**AIM OF THE TASK:** Omit the images. Reproduce each line of the records exactly as it appears.

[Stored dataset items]

|---|

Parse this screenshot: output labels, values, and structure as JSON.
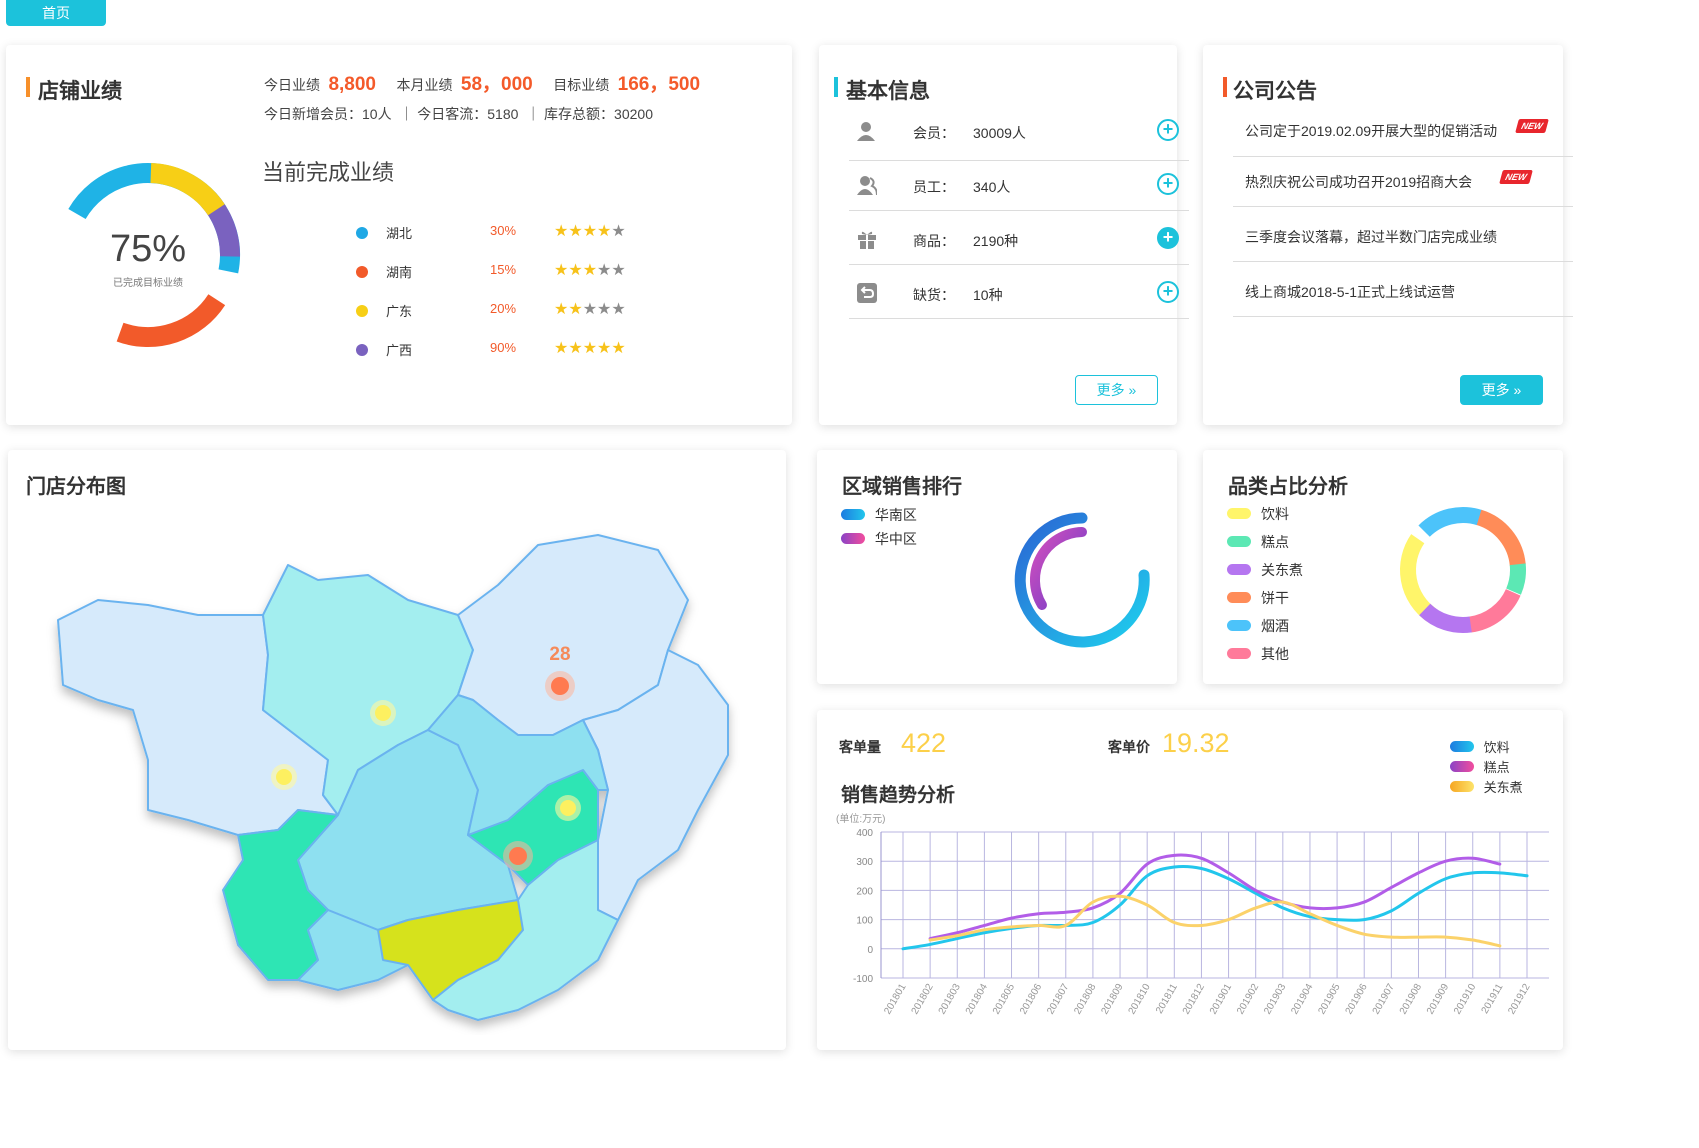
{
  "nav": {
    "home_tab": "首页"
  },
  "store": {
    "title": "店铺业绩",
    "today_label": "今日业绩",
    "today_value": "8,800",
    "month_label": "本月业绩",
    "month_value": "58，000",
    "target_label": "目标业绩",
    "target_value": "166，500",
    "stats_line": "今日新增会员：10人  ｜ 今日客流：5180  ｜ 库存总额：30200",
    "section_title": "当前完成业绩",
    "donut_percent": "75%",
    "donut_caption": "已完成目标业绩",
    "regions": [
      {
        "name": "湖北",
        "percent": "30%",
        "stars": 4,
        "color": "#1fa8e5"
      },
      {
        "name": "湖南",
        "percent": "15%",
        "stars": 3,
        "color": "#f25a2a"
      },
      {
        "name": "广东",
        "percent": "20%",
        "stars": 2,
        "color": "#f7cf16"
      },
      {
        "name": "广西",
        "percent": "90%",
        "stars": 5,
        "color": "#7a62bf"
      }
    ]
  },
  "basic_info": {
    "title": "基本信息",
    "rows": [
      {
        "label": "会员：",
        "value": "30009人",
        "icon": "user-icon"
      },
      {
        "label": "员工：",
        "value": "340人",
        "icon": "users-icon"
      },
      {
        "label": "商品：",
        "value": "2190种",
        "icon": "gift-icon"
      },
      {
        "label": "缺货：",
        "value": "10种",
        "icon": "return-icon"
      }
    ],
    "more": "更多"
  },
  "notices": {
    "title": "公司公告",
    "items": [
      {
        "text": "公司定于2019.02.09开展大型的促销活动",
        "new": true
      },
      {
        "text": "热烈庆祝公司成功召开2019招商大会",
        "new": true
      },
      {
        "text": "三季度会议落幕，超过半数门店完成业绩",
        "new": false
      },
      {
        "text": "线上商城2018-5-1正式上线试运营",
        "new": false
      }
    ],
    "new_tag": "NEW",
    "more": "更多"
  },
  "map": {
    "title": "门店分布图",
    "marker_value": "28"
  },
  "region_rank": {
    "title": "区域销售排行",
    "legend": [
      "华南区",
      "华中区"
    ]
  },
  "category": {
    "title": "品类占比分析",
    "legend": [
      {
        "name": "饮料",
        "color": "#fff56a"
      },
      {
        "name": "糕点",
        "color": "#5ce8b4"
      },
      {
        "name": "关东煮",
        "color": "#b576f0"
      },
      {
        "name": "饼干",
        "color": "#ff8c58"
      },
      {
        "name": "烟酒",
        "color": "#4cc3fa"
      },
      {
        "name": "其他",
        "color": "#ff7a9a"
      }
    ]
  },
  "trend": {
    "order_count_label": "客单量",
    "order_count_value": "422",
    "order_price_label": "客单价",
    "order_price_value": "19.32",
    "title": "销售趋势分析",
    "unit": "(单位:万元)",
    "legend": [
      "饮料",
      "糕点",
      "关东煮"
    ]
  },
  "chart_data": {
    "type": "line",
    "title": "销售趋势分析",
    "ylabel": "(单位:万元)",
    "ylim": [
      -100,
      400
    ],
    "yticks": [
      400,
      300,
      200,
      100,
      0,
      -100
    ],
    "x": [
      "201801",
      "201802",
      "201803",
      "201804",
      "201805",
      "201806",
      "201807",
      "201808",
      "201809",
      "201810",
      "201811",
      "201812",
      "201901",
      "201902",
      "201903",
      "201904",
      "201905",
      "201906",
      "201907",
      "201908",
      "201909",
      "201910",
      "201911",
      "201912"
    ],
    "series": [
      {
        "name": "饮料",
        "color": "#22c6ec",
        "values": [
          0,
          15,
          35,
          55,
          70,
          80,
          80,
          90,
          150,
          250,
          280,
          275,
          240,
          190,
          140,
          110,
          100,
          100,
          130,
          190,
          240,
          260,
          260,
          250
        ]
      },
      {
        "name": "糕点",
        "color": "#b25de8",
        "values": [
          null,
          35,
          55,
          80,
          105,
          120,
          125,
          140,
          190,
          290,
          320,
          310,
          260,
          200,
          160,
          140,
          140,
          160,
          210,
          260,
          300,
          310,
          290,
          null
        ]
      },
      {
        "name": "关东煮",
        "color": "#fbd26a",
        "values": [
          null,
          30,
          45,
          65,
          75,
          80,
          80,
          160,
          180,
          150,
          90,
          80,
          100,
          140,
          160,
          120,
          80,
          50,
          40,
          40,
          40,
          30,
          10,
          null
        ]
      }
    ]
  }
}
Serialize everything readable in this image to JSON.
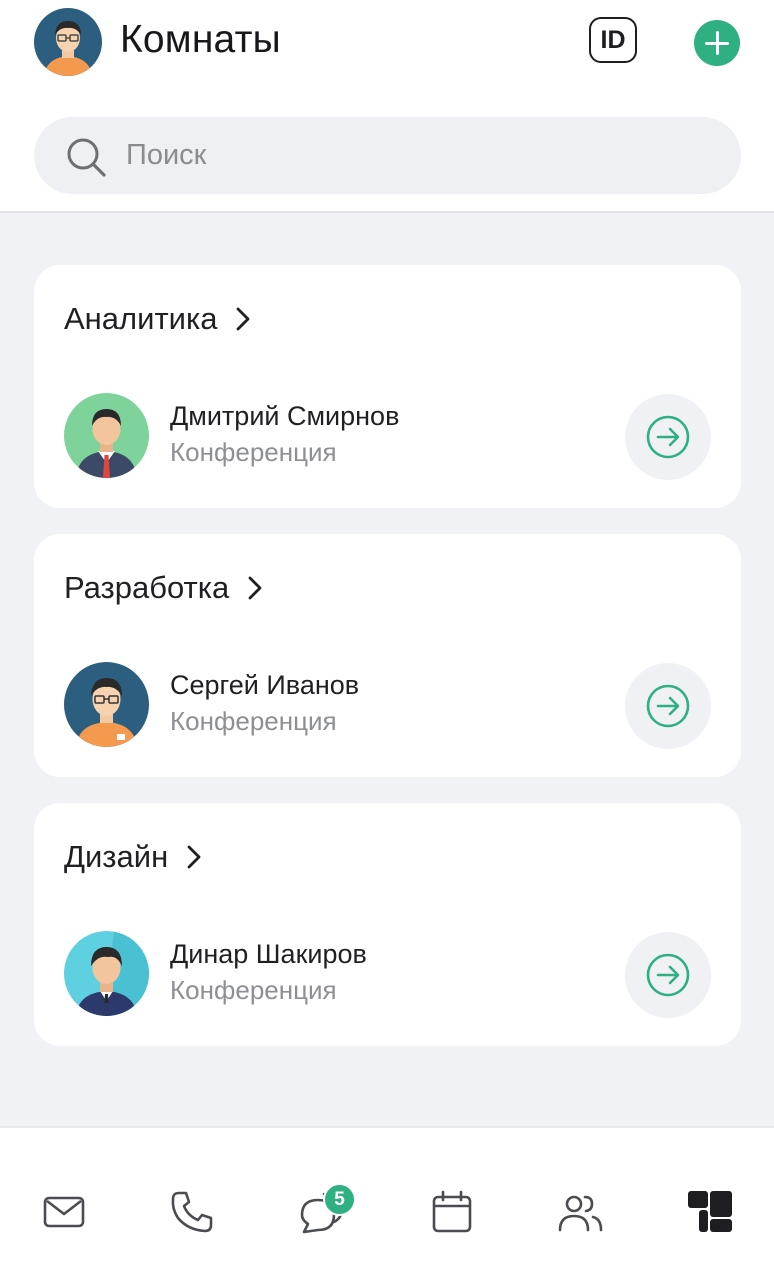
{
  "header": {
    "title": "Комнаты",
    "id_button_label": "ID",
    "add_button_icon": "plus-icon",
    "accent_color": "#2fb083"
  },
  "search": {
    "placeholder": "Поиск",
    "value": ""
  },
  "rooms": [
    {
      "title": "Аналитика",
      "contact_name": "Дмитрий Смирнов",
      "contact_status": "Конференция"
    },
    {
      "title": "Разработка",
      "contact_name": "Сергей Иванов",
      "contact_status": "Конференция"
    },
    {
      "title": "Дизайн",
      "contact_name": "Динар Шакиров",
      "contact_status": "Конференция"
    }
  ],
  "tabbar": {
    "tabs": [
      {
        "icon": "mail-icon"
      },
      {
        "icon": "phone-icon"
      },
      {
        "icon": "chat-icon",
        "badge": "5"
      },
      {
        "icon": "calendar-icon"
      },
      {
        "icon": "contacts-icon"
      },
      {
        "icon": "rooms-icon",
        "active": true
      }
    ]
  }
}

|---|

**EXERCISE OUTPUT:**
Parse this screenshot: output labels, values, and structure as JSON.
{
  "nav": {
    "home_tab": "首页"
  },
  "store": {
    "title": "店铺业绩",
    "today_label": "今日业绩",
    "today_value": "8,800",
    "month_label": "本月业绩",
    "month_value": "58，000",
    "target_label": "目标业绩",
    "target_value": "166，500",
    "stats_line": "今日新增会员：10人  ｜ 今日客流：5180  ｜ 库存总额：30200",
    "section_title": "当前完成业绩",
    "donut_percent": "75%",
    "donut_caption": "已完成目标业绩",
    "regions": [
      {
        "name": "湖北",
        "percent": "30%",
        "stars": 4,
        "color": "#1fa8e5"
      },
      {
        "name": "湖南",
        "percent": "15%",
        "stars": 3,
        "color": "#f25a2a"
      },
      {
        "name": "广东",
        "percent": "20%",
        "stars": 2,
        "color": "#f7cf16"
      },
      {
        "name": "广西",
        "percent": "90%",
        "stars": 5,
        "color": "#7a62bf"
      }
    ]
  },
  "basic_info": {
    "title": "基本信息",
    "rows": [
      {
        "label": "会员：",
        "value": "30009人",
        "icon": "user-icon"
      },
      {
        "label": "员工：",
        "value": "340人",
        "icon": "users-icon"
      },
      {
        "label": "商品：",
        "value": "2190种",
        "icon": "gift-icon"
      },
      {
        "label": "缺货：",
        "value": "10种",
        "icon": "return-icon"
      }
    ],
    "more": "更多"
  },
  "notices": {
    "title": "公司公告",
    "items": [
      {
        "text": "公司定于2019.02.09开展大型的促销活动",
        "new": true
      },
      {
        "text": "热烈庆祝公司成功召开2019招商大会",
        "new": true
      },
      {
        "text": "三季度会议落幕，超过半数门店完成业绩",
        "new": false
      },
      {
        "text": "线上商城2018-5-1正式上线试运营",
        "new": false
      }
    ],
    "new_tag": "NEW",
    "more": "更多"
  },
  "map": {
    "title": "门店分布图",
    "marker_value": "28"
  },
  "region_rank": {
    "title": "区域销售排行",
    "legend": [
      "华南区",
      "华中区"
    ]
  },
  "category": {
    "title": "品类占比分析",
    "legend": [
      {
        "name": "饮料",
        "color": "#fff56a"
      },
      {
        "name": "糕点",
        "color": "#5ce8b4"
      },
      {
        "name": "关东煮",
        "color": "#b576f0"
      },
      {
        "name": "饼干",
        "color": "#ff8c58"
      },
      {
        "name": "烟酒",
        "color": "#4cc3fa"
      },
      {
        "name": "其他",
        "color": "#ff7a9a"
      }
    ]
  },
  "trend": {
    "order_count_label": "客单量",
    "order_count_value": "422",
    "order_price_label": "客单价",
    "order_price_value": "19.32",
    "title": "销售趋势分析",
    "unit": "(单位:万元)",
    "legend": [
      "饮料",
      "糕点",
      "关东煮"
    ]
  },
  "chart_data": {
    "type": "line",
    "title": "销售趋势分析",
    "ylabel": "(单位:万元)",
    "ylim": [
      -100,
      400
    ],
    "yticks": [
      400,
      300,
      200,
      100,
      0,
      -100
    ],
    "x": [
      "201801",
      "201802",
      "201803",
      "201804",
      "201805",
      "201806",
      "201807",
      "201808",
      "201809",
      "201810",
      "201811",
      "201812",
      "201901",
      "201902",
      "201903",
      "201904",
      "201905",
      "201906",
      "201907",
      "201908",
      "201909",
      "201910",
      "201911",
      "201912"
    ],
    "series": [
      {
        "name": "饮料",
        "color": "#22c6ec",
        "values": [
          0,
          15,
          35,
          55,
          70,
          80,
          80,
          90,
          150,
          250,
          280,
          275,
          240,
          190,
          140,
          110,
          100,
          100,
          130,
          190,
          240,
          260,
          260,
          250
        ]
      },
      {
        "name": "糕点",
        "color": "#b25de8",
        "values": [
          null,
          35,
          55,
          80,
          105,
          120,
          125,
          140,
          190,
          290,
          320,
          310,
          260,
          200,
          160,
          140,
          140,
          160,
          210,
          260,
          300,
          310,
          290,
          null
        ]
      },
      {
        "name": "关东煮",
        "color": "#fbd26a",
        "values": [
          null,
          30,
          45,
          65,
          75,
          80,
          80,
          160,
          180,
          150,
          90,
          80,
          100,
          140,
          160,
          120,
          80,
          50,
          40,
          40,
          40,
          30,
          10,
          null
        ]
      }
    ]
  }
}
Serialize everything readable in this image to JSON.
{
  "header": {
    "title": "Комнаты",
    "id_button_label": "ID",
    "add_button_icon": "plus-icon",
    "accent_color": "#2fb083"
  },
  "search": {
    "placeholder": "Поиск",
    "value": ""
  },
  "rooms": [
    {
      "title": "Аналитика",
      "contact_name": "Дмитрий Смирнов",
      "contact_status": "Конференция"
    },
    {
      "title": "Разработка",
      "contact_name": "Сергей Иванов",
      "contact_status": "Конференция"
    },
    {
      "title": "Дизайн",
      "contact_name": "Динар Шакиров",
      "contact_status": "Конференция"
    }
  ],
  "tabbar": {
    "tabs": [
      {
        "icon": "mail-icon"
      },
      {
        "icon": "phone-icon"
      },
      {
        "icon": "chat-icon",
        "badge": "5"
      },
      {
        "icon": "calendar-icon"
      },
      {
        "icon": "contacts-icon"
      },
      {
        "icon": "rooms-icon",
        "active": true
      }
    ]
  }
}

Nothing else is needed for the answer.